Website and app data records:
----------------------------------------
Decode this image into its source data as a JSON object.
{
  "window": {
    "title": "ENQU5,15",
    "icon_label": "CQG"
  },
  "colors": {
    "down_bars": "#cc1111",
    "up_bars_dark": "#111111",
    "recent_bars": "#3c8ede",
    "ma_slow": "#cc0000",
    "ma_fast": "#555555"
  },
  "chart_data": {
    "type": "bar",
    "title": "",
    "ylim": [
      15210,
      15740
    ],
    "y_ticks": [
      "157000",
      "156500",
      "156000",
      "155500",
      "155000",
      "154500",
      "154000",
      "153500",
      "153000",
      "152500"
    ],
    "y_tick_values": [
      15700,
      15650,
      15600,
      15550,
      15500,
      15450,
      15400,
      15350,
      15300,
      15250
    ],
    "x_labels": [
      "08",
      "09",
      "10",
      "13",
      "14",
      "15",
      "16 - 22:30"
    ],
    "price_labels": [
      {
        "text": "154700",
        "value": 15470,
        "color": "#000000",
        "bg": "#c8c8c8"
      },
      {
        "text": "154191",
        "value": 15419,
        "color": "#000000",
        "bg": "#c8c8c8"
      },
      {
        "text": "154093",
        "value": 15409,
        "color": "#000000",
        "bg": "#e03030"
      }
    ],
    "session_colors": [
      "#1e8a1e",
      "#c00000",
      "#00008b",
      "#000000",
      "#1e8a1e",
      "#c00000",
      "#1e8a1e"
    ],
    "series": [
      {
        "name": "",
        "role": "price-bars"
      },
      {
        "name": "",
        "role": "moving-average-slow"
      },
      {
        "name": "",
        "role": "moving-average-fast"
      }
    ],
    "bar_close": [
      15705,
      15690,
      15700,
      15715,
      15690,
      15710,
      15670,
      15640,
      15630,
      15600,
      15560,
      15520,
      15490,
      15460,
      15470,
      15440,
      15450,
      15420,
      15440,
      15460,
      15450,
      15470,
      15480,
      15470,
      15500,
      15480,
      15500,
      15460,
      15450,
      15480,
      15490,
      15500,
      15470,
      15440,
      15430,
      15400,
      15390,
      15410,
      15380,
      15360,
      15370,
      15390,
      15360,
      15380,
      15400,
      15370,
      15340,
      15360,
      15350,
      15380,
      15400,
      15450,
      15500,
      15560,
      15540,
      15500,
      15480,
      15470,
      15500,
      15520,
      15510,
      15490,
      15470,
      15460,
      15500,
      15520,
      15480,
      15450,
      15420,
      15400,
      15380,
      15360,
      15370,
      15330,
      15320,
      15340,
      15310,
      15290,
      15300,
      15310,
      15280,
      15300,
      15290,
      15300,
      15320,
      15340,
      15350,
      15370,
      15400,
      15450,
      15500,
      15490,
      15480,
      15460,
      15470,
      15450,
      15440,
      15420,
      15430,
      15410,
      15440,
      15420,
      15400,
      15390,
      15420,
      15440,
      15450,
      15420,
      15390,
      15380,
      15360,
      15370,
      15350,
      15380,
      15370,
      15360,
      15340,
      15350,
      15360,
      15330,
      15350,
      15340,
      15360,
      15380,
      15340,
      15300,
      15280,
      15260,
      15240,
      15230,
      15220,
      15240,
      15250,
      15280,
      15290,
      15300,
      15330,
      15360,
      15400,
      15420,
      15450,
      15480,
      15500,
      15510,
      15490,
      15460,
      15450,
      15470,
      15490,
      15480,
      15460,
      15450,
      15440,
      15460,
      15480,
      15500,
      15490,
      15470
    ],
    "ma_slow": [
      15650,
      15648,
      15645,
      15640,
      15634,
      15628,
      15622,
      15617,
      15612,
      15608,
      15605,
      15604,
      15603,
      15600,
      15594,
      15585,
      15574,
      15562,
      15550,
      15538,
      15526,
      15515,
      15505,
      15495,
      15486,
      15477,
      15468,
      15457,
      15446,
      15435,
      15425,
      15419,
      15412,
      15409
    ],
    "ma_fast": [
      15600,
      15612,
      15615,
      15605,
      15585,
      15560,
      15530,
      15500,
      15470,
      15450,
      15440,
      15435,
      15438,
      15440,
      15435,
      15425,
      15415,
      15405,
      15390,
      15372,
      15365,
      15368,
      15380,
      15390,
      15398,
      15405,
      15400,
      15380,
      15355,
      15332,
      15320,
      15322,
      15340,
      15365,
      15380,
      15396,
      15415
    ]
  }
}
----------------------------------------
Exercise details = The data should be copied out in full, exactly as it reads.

Response to the exercise =
Decode this image into its source data as a JSON object.
{
  "window": {
    "title": "ENQU5,15",
    "icon_label": "CQG"
  },
  "colors": {
    "down_bars": "#cc1111",
    "up_bars_dark": "#111111",
    "recent_bars": "#3c8ede",
    "ma_slow": "#cc0000",
    "ma_fast": "#555555"
  },
  "chart_data": {
    "type": "bar",
    "title": "",
    "ylim": [
      15210,
      15740
    ],
    "y_ticks": [
      "157000",
      "156500",
      "156000",
      "155500",
      "155000",
      "154500",
      "154000",
      "153500",
      "153000",
      "152500"
    ],
    "y_tick_values": [
      15700,
      15650,
      15600,
      15550,
      15500,
      15450,
      15400,
      15350,
      15300,
      15250
    ],
    "x_labels": [
      "08",
      "09",
      "10",
      "13",
      "14",
      "15",
      "16 - 22:30"
    ],
    "price_labels": [
      {
        "text": "154700",
        "value": 15470,
        "color": "#000000",
        "bg": "#c8c8c8"
      },
      {
        "text": "154191",
        "value": 15419,
        "color": "#000000",
        "bg": "#c8c8c8"
      },
      {
        "text": "154093",
        "value": 15409,
        "color": "#000000",
        "bg": "#e03030"
      }
    ],
    "session_colors": [
      "#1e8a1e",
      "#c00000",
      "#00008b",
      "#000000",
      "#1e8a1e",
      "#c00000",
      "#1e8a1e"
    ],
    "series": [
      {
        "name": "",
        "role": "price-bars"
      },
      {
        "name": "",
        "role": "moving-average-slow"
      },
      {
        "name": "",
        "role": "moving-average-fast"
      }
    ],
    "bar_close": [
      15705,
      15690,
      15700,
      15715,
      15690,
      15710,
      15670,
      15640,
      15630,
      15600,
      15560,
      15520,
      15490,
      15460,
      15470,
      15440,
      15450,
      15420,
      15440,
      15460,
      15450,
      15470,
      15480,
      15470,
      15500,
      15480,
      15500,
      15460,
      15450,
      15480,
      15490,
      15500,
      15470,
      15440,
      15430,
      15400,
      15390,
      15410,
      15380,
      15360,
      15370,
      15390,
      15360,
      15380,
      15400,
      15370,
      15340,
      15360,
      15350,
      15380,
      15400,
      15450,
      15500,
      15560,
      15540,
      15500,
      15480,
      15470,
      15500,
      15520,
      15510,
      15490,
      15470,
      15460,
      15500,
      15520,
      15480,
      15450,
      15420,
      15400,
      15380,
      15360,
      15370,
      15330,
      15320,
      15340,
      15310,
      15290,
      15300,
      15310,
      15280,
      15300,
      15290,
      15300,
      15320,
      15340,
      15350,
      15370,
      15400,
      15450,
      15500,
      15490,
      15480,
      15460,
      15470,
      15450,
      15440,
      15420,
      15430,
      15410,
      15440,
      15420,
      15400,
      15390,
      15420,
      15440,
      15450,
      15420,
      15390,
      15380,
      15360,
      15370,
      15350,
      15380,
      15370,
      15360,
      15340,
      15350,
      15360,
      15330,
      15350,
      15340,
      15360,
      15380,
      15340,
      15300,
      15280,
      15260,
      15240,
      15230,
      15220,
      15240,
      15250,
      15280,
      15290,
      15300,
      15330,
      15360,
      15400,
      15420,
      15450,
      15480,
      15500,
      15510,
      15490,
      15460,
      15450,
      15470,
      15490,
      15480,
      15460,
      15450,
      15440,
      15460,
      15480,
      15500,
      15490,
      15470
    ],
    "ma_slow": [
      15650,
      15648,
      15645,
      15640,
      15634,
      15628,
      15622,
      15617,
      15612,
      15608,
      15605,
      15604,
      15603,
      15600,
      15594,
      15585,
      15574,
      15562,
      15550,
      15538,
      15526,
      15515,
      15505,
      15495,
      15486,
      15477,
      15468,
      15457,
      15446,
      15435,
      15425,
      15419,
      15412,
      15409
    ],
    "ma_fast": [
      15600,
      15612,
      15615,
      15605,
      15585,
      15560,
      15530,
      15500,
      15470,
      15450,
      15440,
      15435,
      15438,
      15440,
      15435,
      15425,
      15415,
      15405,
      15390,
      15372,
      15365,
      15368,
      15380,
      15390,
      15398,
      15405,
      15400,
      15380,
      15355,
      15332,
      15320,
      15322,
      15340,
      15365,
      15380,
      15396,
      15415
    ]
  }
}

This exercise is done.